Numeric methods to estimate curve parameter from 2 input data with Gaussian noise

I have:

• a function of the form

$S=M f(t, \theta)$

where $\theta$ is a variable, $t$ and $M$ are parameters.

• two observations

$(\theta_1, S_1)$ and $(\theta_2, S_2)$

in which $S_1$ and $S_2$ are observed values for $t$, and $\theta_1$ and $\theta_2$ are the observed values of $\theta$.

Furthermore, we know that my $S_1$, $S_2$ contains noise, which are normal distribution $N(0, d_1)$ $N(0,d_2)$ with unknown variance $d_1$, $d_2$.

Now I want to estimate $t$.

Mathematically, if $S_1$ and $S_2$ are observed precisely, we have

$$S_1= M f( t, \theta_1)$$ $$S_2= M f( t, \theta_2)$$

Then, by division we have $\frac{S_1}{S_2}=g(t,\theta_1,\theta_2)$ following which the parameter $t$ can be estimated by a Mathematica tool like Findroot w.r.t. the parameter $t$.

However, the problem here is the noise of normal distribution. The goal is to find a $t$ as precise as possible, in the sense of some probability-theoretic characteristics. The preferred way is to use a Matlab or Mathematica function, although I don't think they have a direct solution.

I am totally new to numeric analysis, and totally new to Matlab.

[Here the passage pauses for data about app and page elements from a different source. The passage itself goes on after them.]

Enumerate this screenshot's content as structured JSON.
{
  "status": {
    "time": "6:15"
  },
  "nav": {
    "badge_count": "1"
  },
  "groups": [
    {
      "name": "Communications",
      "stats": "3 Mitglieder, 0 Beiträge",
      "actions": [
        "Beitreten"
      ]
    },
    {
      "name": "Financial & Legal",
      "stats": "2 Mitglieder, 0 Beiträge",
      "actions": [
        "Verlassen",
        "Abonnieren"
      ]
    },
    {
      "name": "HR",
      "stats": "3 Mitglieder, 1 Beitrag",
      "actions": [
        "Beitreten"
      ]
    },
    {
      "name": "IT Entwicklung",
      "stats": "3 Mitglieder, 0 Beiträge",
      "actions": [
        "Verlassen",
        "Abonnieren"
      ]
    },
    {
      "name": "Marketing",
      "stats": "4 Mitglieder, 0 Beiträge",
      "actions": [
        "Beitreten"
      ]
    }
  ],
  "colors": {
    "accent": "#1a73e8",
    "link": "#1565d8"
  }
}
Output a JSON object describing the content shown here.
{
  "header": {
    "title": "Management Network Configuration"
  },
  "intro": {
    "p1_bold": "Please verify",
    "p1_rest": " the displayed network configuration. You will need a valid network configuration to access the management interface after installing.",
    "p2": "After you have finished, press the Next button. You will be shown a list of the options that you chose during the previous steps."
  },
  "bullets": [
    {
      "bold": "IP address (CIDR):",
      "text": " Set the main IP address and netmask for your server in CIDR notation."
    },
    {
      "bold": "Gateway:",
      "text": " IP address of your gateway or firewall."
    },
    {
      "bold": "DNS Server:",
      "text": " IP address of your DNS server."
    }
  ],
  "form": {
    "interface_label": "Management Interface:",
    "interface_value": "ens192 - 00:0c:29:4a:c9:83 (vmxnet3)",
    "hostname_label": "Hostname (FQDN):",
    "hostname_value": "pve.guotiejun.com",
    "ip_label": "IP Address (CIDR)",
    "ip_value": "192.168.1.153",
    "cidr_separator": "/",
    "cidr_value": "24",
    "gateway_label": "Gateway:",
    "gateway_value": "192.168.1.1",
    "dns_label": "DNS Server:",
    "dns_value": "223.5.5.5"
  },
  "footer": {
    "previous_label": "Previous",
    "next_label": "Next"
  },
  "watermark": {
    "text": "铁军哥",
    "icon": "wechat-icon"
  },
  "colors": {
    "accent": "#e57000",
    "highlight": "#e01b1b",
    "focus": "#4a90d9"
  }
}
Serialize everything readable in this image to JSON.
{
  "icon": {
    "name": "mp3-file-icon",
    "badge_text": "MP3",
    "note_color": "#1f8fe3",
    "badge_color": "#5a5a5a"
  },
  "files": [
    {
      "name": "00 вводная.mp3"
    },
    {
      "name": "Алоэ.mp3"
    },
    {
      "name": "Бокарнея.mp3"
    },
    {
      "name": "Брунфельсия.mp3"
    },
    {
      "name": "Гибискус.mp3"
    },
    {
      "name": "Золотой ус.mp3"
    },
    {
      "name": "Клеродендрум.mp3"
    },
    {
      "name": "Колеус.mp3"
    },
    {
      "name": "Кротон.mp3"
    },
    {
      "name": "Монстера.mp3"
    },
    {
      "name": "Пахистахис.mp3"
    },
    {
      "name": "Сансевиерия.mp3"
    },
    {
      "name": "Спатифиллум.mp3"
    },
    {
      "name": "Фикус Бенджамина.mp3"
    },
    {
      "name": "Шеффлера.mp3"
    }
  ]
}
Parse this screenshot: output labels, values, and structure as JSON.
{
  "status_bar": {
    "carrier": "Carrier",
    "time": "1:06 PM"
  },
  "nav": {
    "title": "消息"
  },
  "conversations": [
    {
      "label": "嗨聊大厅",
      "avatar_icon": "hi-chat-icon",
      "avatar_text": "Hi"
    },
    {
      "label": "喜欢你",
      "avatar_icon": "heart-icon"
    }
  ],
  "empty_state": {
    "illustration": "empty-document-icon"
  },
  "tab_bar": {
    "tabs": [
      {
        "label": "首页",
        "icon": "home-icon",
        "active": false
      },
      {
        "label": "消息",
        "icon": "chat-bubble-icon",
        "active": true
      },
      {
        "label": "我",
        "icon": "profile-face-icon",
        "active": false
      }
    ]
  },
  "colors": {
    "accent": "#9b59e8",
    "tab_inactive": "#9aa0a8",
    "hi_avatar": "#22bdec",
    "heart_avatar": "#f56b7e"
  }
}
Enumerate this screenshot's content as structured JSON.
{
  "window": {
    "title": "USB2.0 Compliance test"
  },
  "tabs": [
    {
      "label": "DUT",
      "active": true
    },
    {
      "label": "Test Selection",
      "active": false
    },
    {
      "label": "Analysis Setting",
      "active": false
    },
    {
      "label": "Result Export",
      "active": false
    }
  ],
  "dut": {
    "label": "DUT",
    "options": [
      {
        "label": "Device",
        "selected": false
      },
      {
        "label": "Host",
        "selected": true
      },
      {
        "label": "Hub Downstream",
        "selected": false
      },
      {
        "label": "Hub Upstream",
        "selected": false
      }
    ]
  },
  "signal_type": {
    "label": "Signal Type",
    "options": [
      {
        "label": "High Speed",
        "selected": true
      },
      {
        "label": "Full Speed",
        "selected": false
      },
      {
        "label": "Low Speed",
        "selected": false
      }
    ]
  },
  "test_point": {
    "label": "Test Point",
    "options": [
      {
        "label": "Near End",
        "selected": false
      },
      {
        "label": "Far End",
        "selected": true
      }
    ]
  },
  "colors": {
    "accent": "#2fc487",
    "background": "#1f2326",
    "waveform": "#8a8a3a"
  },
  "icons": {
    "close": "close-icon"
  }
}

My naive idea is that:

1. Should the first step be removing the parameter $M$?
2. If so, there are infinitely many ways to do that, among which we can list

• $\frac{S_1}{S_2} = \frac{f(t, \theta_1)}{f(t,\theta_2)}$
• $\frac{S_1+S_2}{S_1-S_2} = \frac{f(t, \theta_1)+f(t,\theta_2)}{f(t, \theta_1)-f(t,\theta_2)}$
• $\frac{S_1^2 }{S_2^2} = \frac{f(t, \theta_1) ^2 }{f(t,\theta_2) ^2}$

It is clear that all these variations are equivalent mathematically if $S_1$, $S_2$ are observed precisely. However, they should yield different $t$ (because of the Gaussian noise in $S_1$ and $S_2$)

My questions are

1. Do you think my first step should be to remove $M$ using the foregoing approach?
2. Is there some kind of combination of $S_1$, $S_2$ that gives better results than others?
3. What would be the best way to estimate $t$ of this problem? (Maybe in Matlab, or Mathematica)

Thank you. I hope I was clear.

• I don't want to edit your question but it is a little confusing. since you are talking to statisticians. You should say that S1 and S2 are observed values for t and theta1 and theta2 are the observed values of theta. You misuse the term precise. To a statistician precise means small variability where I am pretty sure you mean to say that S1 and S2 are observed exactly (without any noise). You also should not say that after division t and be calculated rather you should say it can be estimated. Commented May 12, 2012 at 17:19
• Also English can be a confusing language with plurals, the plural of dog is dogs but the plural of noise is noise not noises. Commented May 12, 2012 at 17:20
• A mistake in my comment that I am too late to edit was saying that S1 and S2 were sample values of t. Commented May 12, 2012 at 18:10